### WHAT NEEDS TO BE DONE
Write back each entry precisely as it is given.

━━━━━━━━

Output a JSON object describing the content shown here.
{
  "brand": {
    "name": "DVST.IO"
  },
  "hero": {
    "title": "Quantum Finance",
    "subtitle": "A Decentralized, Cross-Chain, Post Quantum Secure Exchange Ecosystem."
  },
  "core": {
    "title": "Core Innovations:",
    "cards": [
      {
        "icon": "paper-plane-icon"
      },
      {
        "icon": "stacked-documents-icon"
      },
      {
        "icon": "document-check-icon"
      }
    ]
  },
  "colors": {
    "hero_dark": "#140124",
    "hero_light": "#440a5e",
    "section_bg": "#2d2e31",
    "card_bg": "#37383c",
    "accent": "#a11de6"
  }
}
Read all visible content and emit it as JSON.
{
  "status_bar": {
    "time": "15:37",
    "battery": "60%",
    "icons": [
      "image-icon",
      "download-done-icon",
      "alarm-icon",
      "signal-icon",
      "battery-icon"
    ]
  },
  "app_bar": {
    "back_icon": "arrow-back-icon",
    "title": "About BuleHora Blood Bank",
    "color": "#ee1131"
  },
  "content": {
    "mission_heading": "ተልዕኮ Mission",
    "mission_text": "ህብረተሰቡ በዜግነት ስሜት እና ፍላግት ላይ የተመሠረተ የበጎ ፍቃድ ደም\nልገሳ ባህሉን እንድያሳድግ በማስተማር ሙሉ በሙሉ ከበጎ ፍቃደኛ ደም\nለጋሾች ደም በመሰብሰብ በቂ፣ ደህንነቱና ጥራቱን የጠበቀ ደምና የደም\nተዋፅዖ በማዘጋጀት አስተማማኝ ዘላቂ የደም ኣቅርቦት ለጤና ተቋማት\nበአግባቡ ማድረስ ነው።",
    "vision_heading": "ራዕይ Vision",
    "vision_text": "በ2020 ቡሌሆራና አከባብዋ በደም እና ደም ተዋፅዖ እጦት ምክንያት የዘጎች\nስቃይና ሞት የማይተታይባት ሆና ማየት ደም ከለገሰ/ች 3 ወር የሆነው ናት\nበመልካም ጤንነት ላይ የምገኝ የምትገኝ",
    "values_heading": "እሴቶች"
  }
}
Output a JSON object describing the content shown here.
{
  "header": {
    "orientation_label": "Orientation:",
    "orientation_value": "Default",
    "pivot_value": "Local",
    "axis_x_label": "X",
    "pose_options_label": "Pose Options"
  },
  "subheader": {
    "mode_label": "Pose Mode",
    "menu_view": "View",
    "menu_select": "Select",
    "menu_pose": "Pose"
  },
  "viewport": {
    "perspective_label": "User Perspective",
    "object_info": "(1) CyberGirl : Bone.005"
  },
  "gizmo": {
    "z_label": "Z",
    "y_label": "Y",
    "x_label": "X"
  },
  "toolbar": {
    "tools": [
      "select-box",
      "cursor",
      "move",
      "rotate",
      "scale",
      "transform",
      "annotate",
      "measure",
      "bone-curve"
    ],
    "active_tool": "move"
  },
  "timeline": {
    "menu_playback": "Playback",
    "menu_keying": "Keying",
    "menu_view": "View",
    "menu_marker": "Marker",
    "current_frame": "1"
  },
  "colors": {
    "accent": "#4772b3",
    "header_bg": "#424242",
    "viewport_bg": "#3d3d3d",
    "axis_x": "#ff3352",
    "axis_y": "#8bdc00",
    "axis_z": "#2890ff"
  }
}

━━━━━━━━

### ANSWER SPACE
Output a JSON object describing the content shown here.
{
  "brand": {
    "name": "DVST.IO"
  },
  "hero": {
    "title": "Quantum Finance",
    "subtitle": "A Decentralized, Cross-Chain, Post Quantum Secure Exchange Ecosystem."
  },
  "core": {
    "title": "Core Innovations:",
    "cards": [
      {
        "icon": "paper-plane-icon"
      },
      {
        "icon": "stacked-documents-icon"
      },
      {
        "icon": "document-check-icon"
      }
    ]
  },
  "colors": {
    "hero_dark": "#140124",
    "hero_light": "#440a5e",
    "section_bg": "#2d2e31",
    "card_bg": "#37383c",
    "accent": "#a11de6"
  }
}
Read all visible content and emit it as JSON.
{
  "status_bar": {
    "time": "15:37",
    "battery": "60%",
    "icons": [
      "image-icon",
      "download-done-icon",
      "alarm-icon",
      "signal-icon",
      "battery-icon"
    ]
  },
  "app_bar": {
    "back_icon": "arrow-back-icon",
    "title": "About BuleHora Blood Bank",
    "color": "#ee1131"
  },
  "content": {
    "mission_heading": "ተልዕኮ Mission",
    "mission_text": "ህብረተሰቡ በዜግነት ስሜት እና ፍላግት ላይ የተመሠረተ የበጎ ፍቃድ ደም\nልገሳ ባህሉን እንድያሳድግ በማስተማር ሙሉ በሙሉ ከበጎ ፍቃደኛ ደም\nለጋሾች ደም በመሰብሰብ በቂ፣ ደህንነቱና ጥራቱን የጠበቀ ደምና የደም\nተዋፅዖ በማዘጋጀት አስተማማኝ ዘላቂ የደም ኣቅርቦት ለጤና ተቋማት\nበአግባቡ ማድረስ ነው።",
    "vision_heading": "ራዕይ Vision",
    "vision_text": "በ2020 ቡሌሆራና አከባብዋ በደም እና ደም ተዋፅዖ እጦት ምክንያት የዘጎች\nስቃይና ሞት የማይተታይባት ሆና ማየት ደም ከለገሰ/ች 3 ወር የሆነው ናት\nበመልካም ጤንነት ላይ የምገኝ የምትገኝ",
    "values_heading": "እሴቶች"
  }
}
Output a JSON object describing the content shown here.
{
  "header": {
    "orientation_label": "Orientation:",
    "orientation_value": "Default",
    "pivot_value": "Local",
    "axis_x_label": "X",
    "pose_options_label": "Pose Options"
  },
  "subheader": {
    "mode_label": "Pose Mode",
    "menu_view": "View",
    "menu_select": "Select",
    "menu_pose": "Pose"
  },
  "viewport": {
    "perspective_label": "User Perspective",
    "object_info": "(1) CyberGirl : Bone.005"
  },
  "gizmo": {
    "z_label": "Z",
    "y_label": "Y",
    "x_label": "X"
  },
  "toolbar": {
    "tools": [
      "select-box",
      "cursor",
      "move",
      "rotate",
      "scale",
      "transform",
      "annotate",
      "measure",
      "bone-curve"
    ],
    "active_tool": "move"
  },
  "timeline": {
    "menu_playback": "Playback",
    "menu_keying": "Keying",
    "menu_view": "View",
    "menu_marker": "Marker",
    "current_frame": "1"
  },
  "colors": {
    "accent": "#4772b3",
    "header_bg": "#424242",
    "viewport_bg": "#3d3d3d",
    "axis_x": "#ff3352",
    "axis_y": "#8bdc00",
    "axis_z": "#2890ff"
  }
}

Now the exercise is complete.